These regulations were significantly reduced for urban neighborhoods following reform indropping the minimum lot size down to 1, square feet and making townhouses feasible. These regulations do not exist in Houston. Something, something, health, safety, and morals?
A restrictive covenant is an agreement among property owners regulating how they can and cannot use their property. In a typical residential neighborhood, this might mean keeping out unwanted businesses or cleaning up litter.
Cities do this kind of thing naturally—no need for single-use zoning. Accessory dwelling units are completely legal and common across the city. As long a you have the required parking, go crazy.
We come up with elaborate theories of how cities can become the next Silicon Valley. Private restrictive covenants can certainly be bad. Houston does mandate that lots subdivided for single-family homes be at least 5, square feet. A high-density area far outside of downtown—Uptown. Unlike every other major U.
Most covenants today are designed to make sure that communities stay the way residents would like them to stay. Those tiny homes that D. The scourge of D. Besides undermining walkability, this also saddles the city with unnecessary infrastructure maintenance costs.
Unlike Dallas and other Sun Belt cities, however, Houston does not mandate higher minimum lot sizes e. In Houston, the city comes in and foots the bill for the litigation upon receiving a complaint. Houston does enforce private restrictive covenants.
This was a nice neighborhood before all the apartments and retail came in. This means that restaurants, homes, warehouses, and offices are free to mix as the market allows. Sincethe city of Houston has played a role in enforcing these private restrictive covenants. In many cases, private covenants also help provide club goods like parks, security guards, and roads.
Residents then sign a contract agreeing to abide by these private regulations and contribute to a fund for their enforcement. In many cases— including multifamily housing, commercial and industrial developments, and single-family homes under special circumstances—this required setback falls substantially and in many cases may be zero.
For single-family homes, the maximum required setback is 25 feet. What About Private Restrictive Covenants?Houston was recently victim to the largest rainfall in U.S. history, a 52” deluge from Hurricane Harvey that’s left many parts of the metro still underwater.
Houston is also arguably the nation’s least-regulated metro area for land use, featuring a central city that doesn’t even have a zoning code. In Texas, the law allowed for regulations of building sizes and heights, the percentage of a lot that could be occupied, and the density of communities, as well as.
Houston Land Use Policy Houston is a large city with very unique qualities that most cities cannot even begin to understand, but is this just Houstonian pride talking? No, actually one of the unique qualities that Houston has is how we handle our land use planning.
Houston is a large city with very unique qualities that most cities cannot even begin to understand, but is this just Houstonian pride talking?
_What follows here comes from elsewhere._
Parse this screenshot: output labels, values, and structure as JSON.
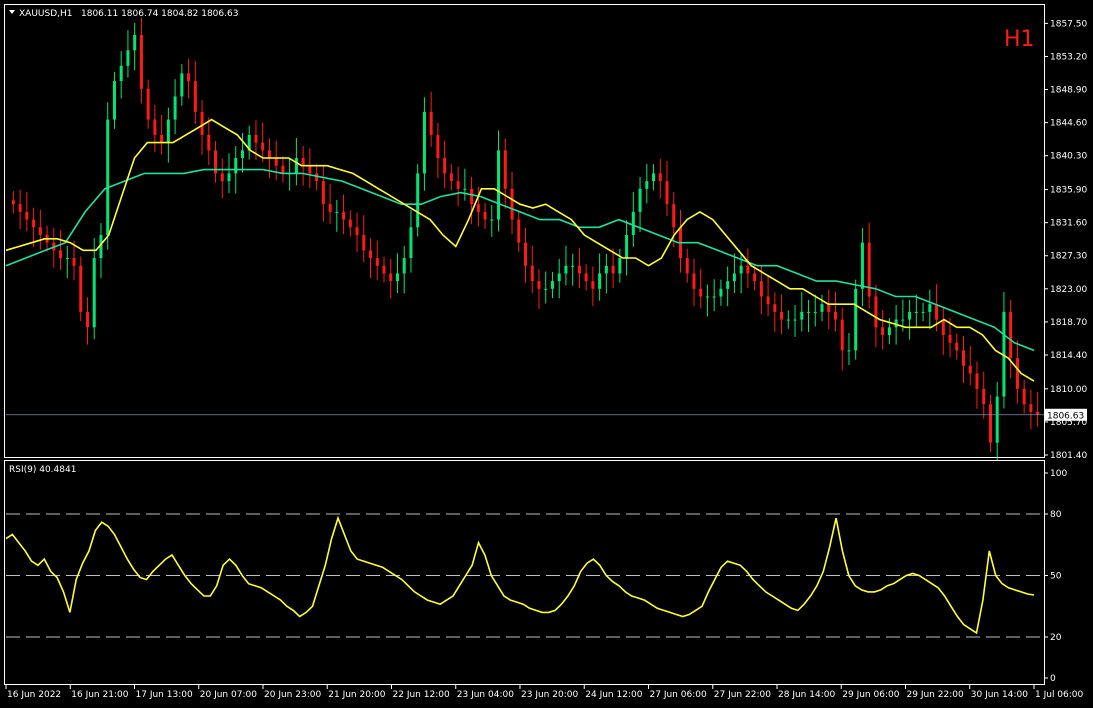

No, actually one of the unique qualities that Houston has is how we handle our land use planning.
Since there seems to be a lot of confusion about land-use regulation and planning in Houston, here’s a quick explainer on what Houston does regulate, doesn’t regulate, and how private covenants shape the city.
1. What Houston Doesn’t Do. Houston doesn’t mandate single-use zoning. Urban Houston Framework - Welcome to the City of Houston.Download